Lesson Plans from the Teacher's Guide to the Holocaust
Headlines. Students respond to news articles from the Holocaust era.
Human Nature. Students discuss a list of questions related to human nature.
News Flash. Students create news headlines based on Holocaust events.
Twenty and Ten: Holocaust Outreach Center - Florida Atlantic University: Fourth Grade Unit.
Bystanders in the Holocaust. Students recognize the effects of apathy and indifference and explore legal responses to issues raised by the Holocaust.
Lesson Plans on Other Sites
Deathly Silence: Everyday People in the Holocaust is a Holocaust education manual produced by the Southern Institute for Education and Research, Tulane University.
Florida Resource Manual on Holocaust Education
The following materials from the State of Florida Resource Manual on Holocaust Education, Grades 9-12 will enrich your class's study of this topic.
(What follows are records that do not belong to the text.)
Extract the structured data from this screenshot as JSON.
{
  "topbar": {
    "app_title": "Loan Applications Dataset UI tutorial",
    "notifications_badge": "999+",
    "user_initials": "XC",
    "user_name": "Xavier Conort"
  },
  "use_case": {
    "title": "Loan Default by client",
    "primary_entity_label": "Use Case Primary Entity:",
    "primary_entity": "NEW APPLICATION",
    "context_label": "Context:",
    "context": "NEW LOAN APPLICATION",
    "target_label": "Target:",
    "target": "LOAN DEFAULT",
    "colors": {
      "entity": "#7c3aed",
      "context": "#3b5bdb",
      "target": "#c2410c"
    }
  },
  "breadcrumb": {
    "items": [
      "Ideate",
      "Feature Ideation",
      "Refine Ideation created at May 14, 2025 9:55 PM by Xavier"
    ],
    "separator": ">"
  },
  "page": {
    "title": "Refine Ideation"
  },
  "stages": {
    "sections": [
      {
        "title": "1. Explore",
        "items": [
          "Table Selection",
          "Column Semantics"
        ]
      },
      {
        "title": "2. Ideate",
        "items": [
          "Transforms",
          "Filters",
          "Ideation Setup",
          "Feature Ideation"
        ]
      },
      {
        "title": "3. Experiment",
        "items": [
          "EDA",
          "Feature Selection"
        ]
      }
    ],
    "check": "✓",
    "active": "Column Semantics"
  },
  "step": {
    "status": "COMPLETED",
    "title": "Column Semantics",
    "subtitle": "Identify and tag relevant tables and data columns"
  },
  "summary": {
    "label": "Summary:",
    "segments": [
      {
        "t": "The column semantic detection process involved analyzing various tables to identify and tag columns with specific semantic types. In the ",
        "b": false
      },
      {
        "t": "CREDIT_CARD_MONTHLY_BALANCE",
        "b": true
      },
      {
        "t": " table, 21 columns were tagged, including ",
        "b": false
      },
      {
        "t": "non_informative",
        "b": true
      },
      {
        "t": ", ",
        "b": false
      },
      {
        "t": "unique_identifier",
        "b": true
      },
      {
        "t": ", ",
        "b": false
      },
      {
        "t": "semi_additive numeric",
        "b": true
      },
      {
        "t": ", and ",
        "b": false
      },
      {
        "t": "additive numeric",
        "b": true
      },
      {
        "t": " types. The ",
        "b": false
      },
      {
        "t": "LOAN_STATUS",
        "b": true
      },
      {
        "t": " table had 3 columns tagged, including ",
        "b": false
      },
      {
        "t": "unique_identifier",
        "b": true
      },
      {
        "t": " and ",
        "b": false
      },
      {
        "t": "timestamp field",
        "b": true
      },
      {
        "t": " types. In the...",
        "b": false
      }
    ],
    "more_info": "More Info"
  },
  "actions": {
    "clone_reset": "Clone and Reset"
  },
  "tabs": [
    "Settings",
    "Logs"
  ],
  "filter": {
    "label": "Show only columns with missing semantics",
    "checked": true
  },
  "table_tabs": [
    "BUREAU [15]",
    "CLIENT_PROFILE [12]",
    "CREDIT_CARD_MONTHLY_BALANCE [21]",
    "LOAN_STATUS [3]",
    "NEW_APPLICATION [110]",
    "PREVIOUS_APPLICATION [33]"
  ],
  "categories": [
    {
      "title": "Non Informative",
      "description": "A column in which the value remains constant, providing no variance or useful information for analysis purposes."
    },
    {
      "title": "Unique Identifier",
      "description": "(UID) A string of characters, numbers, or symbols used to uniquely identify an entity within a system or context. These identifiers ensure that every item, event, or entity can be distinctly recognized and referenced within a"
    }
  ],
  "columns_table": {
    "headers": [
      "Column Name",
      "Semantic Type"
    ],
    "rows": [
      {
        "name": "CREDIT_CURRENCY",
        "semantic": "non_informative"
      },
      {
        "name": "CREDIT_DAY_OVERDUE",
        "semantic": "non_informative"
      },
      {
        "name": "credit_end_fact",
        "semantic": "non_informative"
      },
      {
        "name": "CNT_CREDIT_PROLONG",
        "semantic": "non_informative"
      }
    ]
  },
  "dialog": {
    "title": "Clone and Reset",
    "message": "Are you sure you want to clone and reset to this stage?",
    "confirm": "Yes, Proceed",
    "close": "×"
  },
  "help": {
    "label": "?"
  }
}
This manual was distributed to all Florida high schools in the spring of 1999 and should be available in your school resource center.
An Olympic Athlete's Dilemma Unit 4 pages 34-35 Preface to The Abandonment of the Jews:
America and the Holocaust, 1941-1945
Unit 4 pages 38-40 The Issue of Resistance in the Warsaw Ghetto Unit 5 pages 29-30
A Teacher's Guide to the Holocaust
Produced by the Florida Center for Instructional Technology,
College of Education, University of South Florida © 1997-2013.